- Opening Delimiter -

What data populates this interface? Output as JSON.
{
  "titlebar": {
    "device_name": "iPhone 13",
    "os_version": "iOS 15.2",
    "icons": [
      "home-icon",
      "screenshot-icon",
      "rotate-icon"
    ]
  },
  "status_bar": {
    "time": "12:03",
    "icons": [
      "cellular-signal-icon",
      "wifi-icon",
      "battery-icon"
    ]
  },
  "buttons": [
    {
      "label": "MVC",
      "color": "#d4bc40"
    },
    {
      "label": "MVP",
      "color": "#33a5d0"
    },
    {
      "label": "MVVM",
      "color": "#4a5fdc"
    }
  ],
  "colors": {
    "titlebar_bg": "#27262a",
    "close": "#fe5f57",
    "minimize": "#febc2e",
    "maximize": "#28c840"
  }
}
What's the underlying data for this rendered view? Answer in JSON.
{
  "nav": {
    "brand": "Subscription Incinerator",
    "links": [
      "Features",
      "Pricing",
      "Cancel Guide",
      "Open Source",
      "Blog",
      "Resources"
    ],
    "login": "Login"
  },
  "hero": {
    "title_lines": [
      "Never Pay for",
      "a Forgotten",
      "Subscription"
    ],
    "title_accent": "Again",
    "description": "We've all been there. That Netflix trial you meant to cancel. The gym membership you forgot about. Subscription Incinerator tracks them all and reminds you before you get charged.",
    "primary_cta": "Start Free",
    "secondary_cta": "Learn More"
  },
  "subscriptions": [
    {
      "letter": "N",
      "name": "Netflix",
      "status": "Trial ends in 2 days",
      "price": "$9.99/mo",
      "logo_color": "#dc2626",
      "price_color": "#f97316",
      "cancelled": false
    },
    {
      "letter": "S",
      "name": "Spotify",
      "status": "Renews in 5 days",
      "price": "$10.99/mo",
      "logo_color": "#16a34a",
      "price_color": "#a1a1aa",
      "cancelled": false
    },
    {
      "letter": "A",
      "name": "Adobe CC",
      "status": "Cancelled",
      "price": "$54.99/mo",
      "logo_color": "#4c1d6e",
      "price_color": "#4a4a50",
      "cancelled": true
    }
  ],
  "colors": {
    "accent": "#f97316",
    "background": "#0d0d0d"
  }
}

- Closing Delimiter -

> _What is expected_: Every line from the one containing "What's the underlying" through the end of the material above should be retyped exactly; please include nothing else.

> _Response to this task_:
What's the underlying data for this rendered view? Answer in JSON.
{
  "nav": {
    "brand": "Subscription Incinerator",
    "links": [
      "Features",
      "Pricing",
      "Cancel Guide",
      "Open Source",
      "Blog",
      "Resources"
    ],
    "login": "Login"
  },
  "hero": {
    "title_lines": [
      "Never Pay for",
      "a Forgotten",
      "Subscription"
    ],
    "title_accent": "Again",
    "description": "We've all been there. That Netflix trial you meant to cancel. The gym membership you forgot about. Subscription Incinerator tracks them all and reminds you before you get charged.",
    "primary_cta": "Start Free",
    "secondary_cta": "Learn More"
  },
  "subscriptions": [
    {
      "letter": "N",
      "name": "Netflix",
      "status": "Trial ends in 2 days",
      "price": "$9.99/mo",
      "logo_color": "#dc2626",
      "price_color": "#f97316",
      "cancelled": false
    },
    {
      "letter": "S",
      "name": "Spotify",
      "status": "Renews in 5 days",
      "price": "$10.99/mo",
      "logo_color": "#16a34a",
      "price_color": "#a1a1aa",
      "cancelled": false
    },
    {
      "letter": "A",
      "name": "Adobe CC",
      "status": "Cancelled",
      "price": "$54.99/mo",
      "logo_color": "#4c1d6e",
      "price_color": "#4a4a50",
      "cancelled": true
    }
  ],
  "colors": {
    "accent": "#f97316",
    "background": "#0d0d0d"
  }
}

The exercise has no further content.